A Man's Voice Can Be Vital in Courtship
Seduction requires the flexible use of a man’s voice.
Posted Feb 27, 2020
What makes Barry White, Richard Burton, and Tom Jones sexy? People would probably agree that they have sexy voices and that this adds to their attractive image. In intimate relationships, we know that male voice pitch is lower, there are more laughs, fewer silences, and speech is more fluid. But what exactly is it about male voices that make them sexy?
Back in 2002, Luigi Anolli and Rita Ciceri from the University of Milan investigated the vocal profiles of males during a seductive interaction with a female (Anolli & Ciceri, 2002). The researchers defined seduction as “a strategic and intentional sequence of moves where the primary motive is to attract (usually sexually) a female.” The aim of their study was to investigate the characteristics of a male participant’s voice during an interaction with a female participant and to examine how features of their voice changed during this process of self-disclosure and increased intimacy with the female participant. Ultimately the researchers were looking for vocal characteristics that were typical of males who were successful at arranging a future meeting with a female participant.
The researchers collected data from 19 young male participants during an interaction with one of 19 female participants, who they did not know prior to the study. The male participants first completed a questionnaire to determine their attraction to and level of interest in the female participant with whom they had been paired. Male and female participants were then given a set of activities in which to engage, such as discussing different photographs and also discussing how young people should spend their time. The aim of this was to encourage interaction between them. The target behaviour for the male was to say, “I would like to see you again.” After the interaction, the male participants completed a further questionnaire to investigate changes in perceptions of attractiveness to the female and to identify any seductive moves they had used. The female participants also completed a questionnaire to assess her interest in the man.
Approximately one month later, the researchers conducted a follow-up study to see if participants had met up in the intervening time. For the couples who had met, the male was deemed to be successful, and for those that had not, the male was considered unsuccessful.
What did they find?
In terms of speech style, the researchers found the following. Firstly, the male participants’ seductive speech style differed from their normal speech style. For example, they used a higher pitch, at a higher intensity, and at an accelerated rate when asking their female partner to meet them again.
However, analysis of the voice patterns over time showed that seduction required flexible use of their voices in modulating their vocal profiles according to the interaction. The researchers suggest that males use an orotund voice in the initial phase of seduction in an attempt to impress a female. An orotund voice is one that is characterised by strength and clarity. Such a vocal style conveys, sociability, vitality, enthusiasm, and strength and is employed to attract the interest of a potential partner. The researchers termed this phase of the interaction vocal exhibition where males were trying to portray themselves in an attractive light.

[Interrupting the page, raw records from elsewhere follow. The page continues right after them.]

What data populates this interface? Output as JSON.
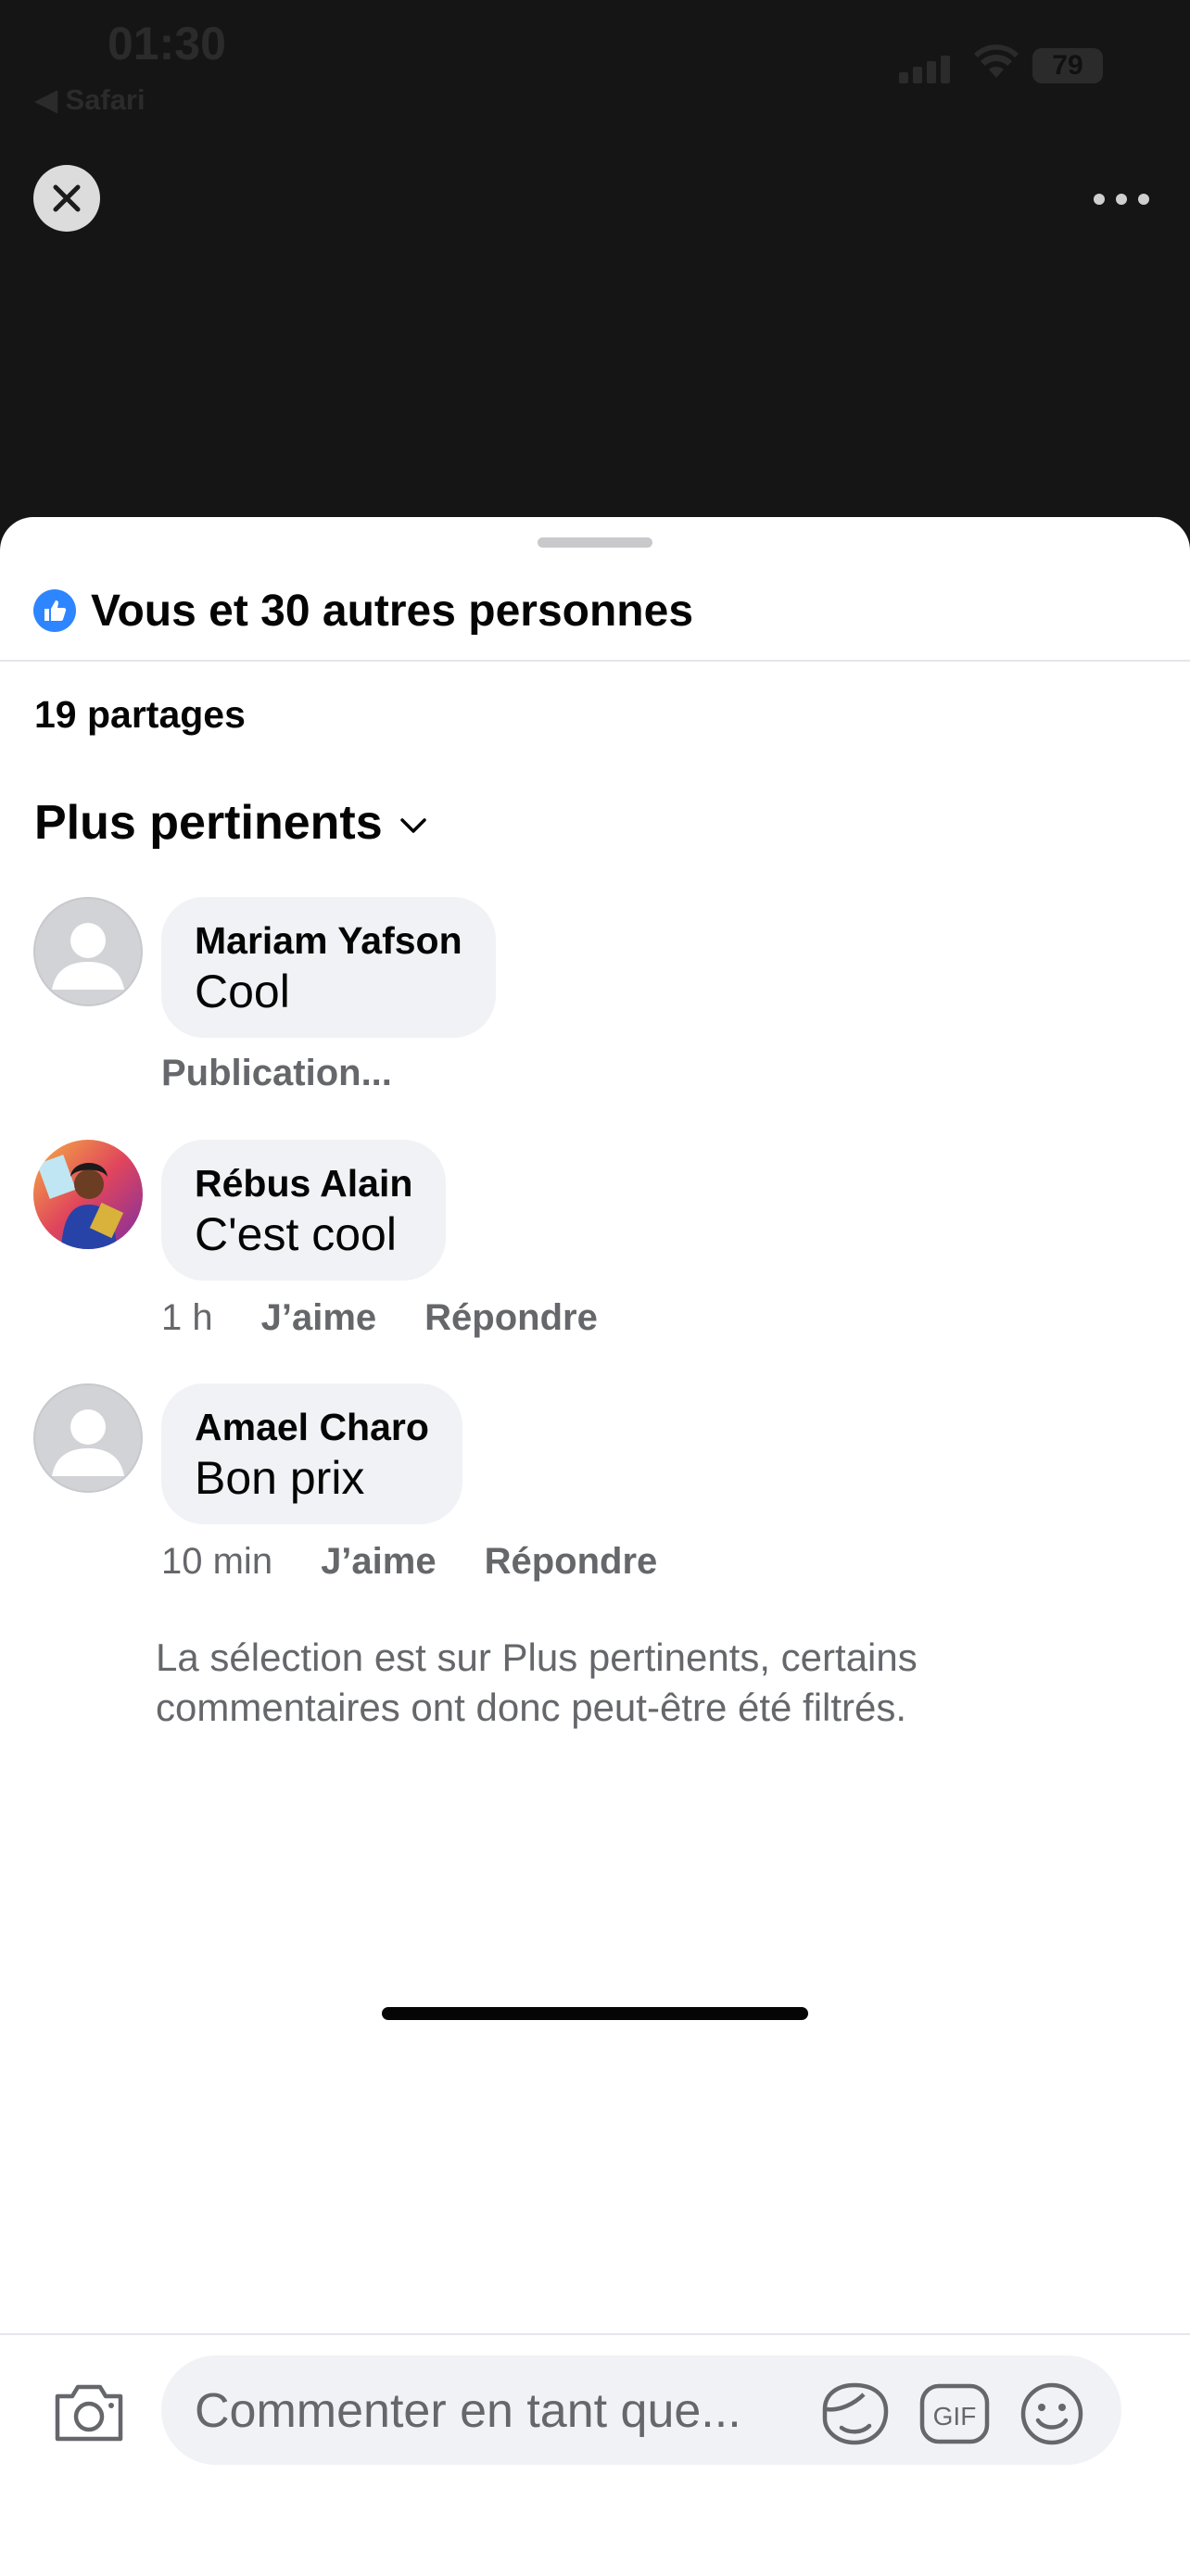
{
  "status_bar": {
    "time": "01:30",
    "back_app": "◀ Safari",
    "battery": "79"
  },
  "header": {
    "close_icon": "close-icon",
    "more_icon": "more-icon"
  },
  "sheet": {
    "reactions_text": "Vous et 30 autres personnes",
    "shares_text": "19 partages",
    "sort_label": "Plus pertinents"
  },
  "comments": [
    {
      "name": "Mariam Yafson",
      "text": "Cool",
      "status": "Publication..."
    },
    {
      "name": "Rébus Alain",
      "text": "C'est cool",
      "time": "1 h",
      "like_label": "J’aime",
      "reply_label": "Répondre"
    },
    {
      "name": "Amael Charo",
      "text": "Bon prix",
      "time": "10 min",
      "like_label": "J’aime",
      "reply_label": "Répondre"
    }
  ],
  "notice": "La sélection est sur Plus pertinents, certains commentaires ont donc peut-être été filtrés.",
  "composer": {
    "placeholder": "Commenter en tant que..."
  },
  "colors": {
    "accent": "#2d86ff",
    "bubble": "#f0f2f5",
    "secondary_text": "#65676b"
  }
}
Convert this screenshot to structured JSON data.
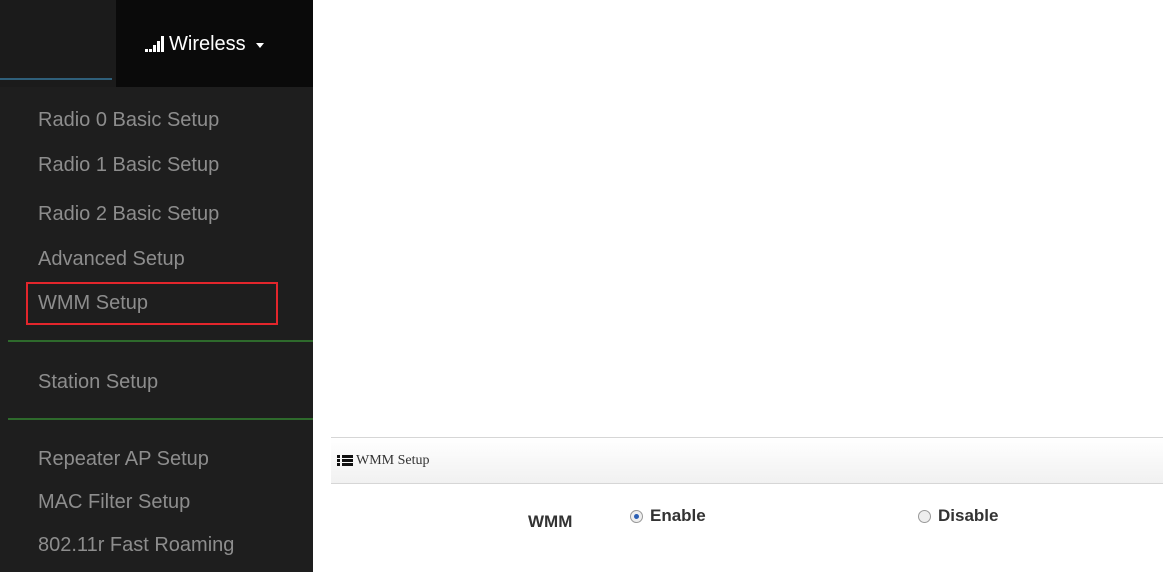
{
  "nav": {
    "menu_title": "Wireless",
    "items": [
      {
        "label": "Radio 0 Basic Setup"
      },
      {
        "label": "Radio 1 Basic Setup"
      },
      {
        "label": "Radio 2 Basic Setup"
      },
      {
        "label": "Advanced Setup"
      },
      {
        "label": "WMM Setup",
        "highlighted": true
      },
      {
        "label": "Station Setup"
      },
      {
        "label": "Repeater AP Setup"
      },
      {
        "label": "MAC Filter Setup"
      },
      {
        "label": "802.11r Fast Roaming"
      }
    ],
    "highlight_color": "#e3262c",
    "divider_color": "#2e6a2c"
  },
  "wmm_panel": {
    "title": "WMM Setup",
    "field_label": "WMM",
    "options": [
      {
        "label": "Enable",
        "selected": true
      },
      {
        "label": "Disable",
        "selected": false
      }
    ]
  }
}
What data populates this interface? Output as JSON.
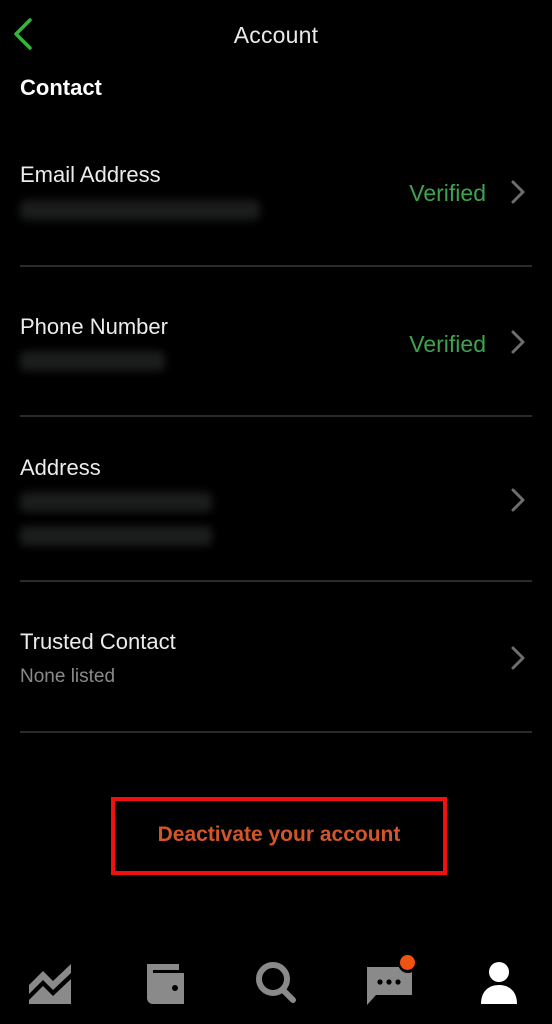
{
  "header": {
    "title": "Account",
    "back_icon": "chevron-left-icon"
  },
  "section": {
    "title": "Contact"
  },
  "rows": [
    {
      "label": "Email Address",
      "value": "[redacted]",
      "status": "Verified"
    },
    {
      "label": "Phone Number",
      "value": "[redacted]",
      "status": "Verified"
    },
    {
      "label": "Address",
      "value_line1": "[redacted]",
      "value_line2": "[redacted]",
      "status": ""
    },
    {
      "label": "Trusted Contact",
      "value": "None listed",
      "status": ""
    }
  ],
  "actions": {
    "deactivate_label": "Deactivate your account"
  },
  "tabbar": {
    "items": [
      {
        "name": "investing",
        "icon": "chart-icon",
        "active": false
      },
      {
        "name": "wallet",
        "icon": "wallet-icon",
        "active": false
      },
      {
        "name": "search",
        "icon": "search-icon",
        "active": false
      },
      {
        "name": "messages",
        "icon": "chat-icon",
        "active": false,
        "has_notification": true
      },
      {
        "name": "account",
        "icon": "person-icon",
        "active": true
      }
    ]
  },
  "colors": {
    "accent_green": "#3fa34d",
    "back_green": "#2fb83a",
    "danger_orange": "#d2562a",
    "highlight_red": "#f01010",
    "notification": "#f0520f",
    "icon_inactive": "#8a8a8a",
    "icon_active": "#ffffff"
  }
}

This initial phase, however, cannot last too long, as such a vocal pattern can become boring or annoying over time and may be perceived as arrogant. Therefore, in the subsequent phase, the male voice changes to become lower in volume and pitch in order to demonstrate tenderness and affability, indicating a more intimate and relaxed situation which is referred to as a self-disclosure voice. The researchers also observed a faster articulation rate throughout the interaction compared to normal speech, suggesting interest in the female.
Overall, the findings from this study indicate that a range of communicative patterns is used in seductive interactions. Males who were successful (met the female again after the initial interaction) showed greater flexibility in their communications than did males who were unsuccessful. Those who were successful showed a more substantial shift from using a higher pitch in the initial phase to a lower monotone profile in the final phase, compared to unsuccessful males who tended to maintain a medium pitch throughout.
Successful males also demonstrated more variability in rates of articulation, paid more attention to and were more aware of the tone and rhythm of their voices compared to unsuccessful males. Furthermore, successful males appeared more capable of regulating their voices during the interaction.
Overall, the study indicates that in order to be successful in flirtatious interaction, flexible communication involving numerous vocal profiles is required and that males need to be conscious of the vocal patterns they employ.
Anolli, L & Ciceri, R (2002). Analysis of the Vocal Profiles of Male Seduction: From Exhibition to Self-Disclosure. The Journal of General Psychology, 129, (2), 149-169.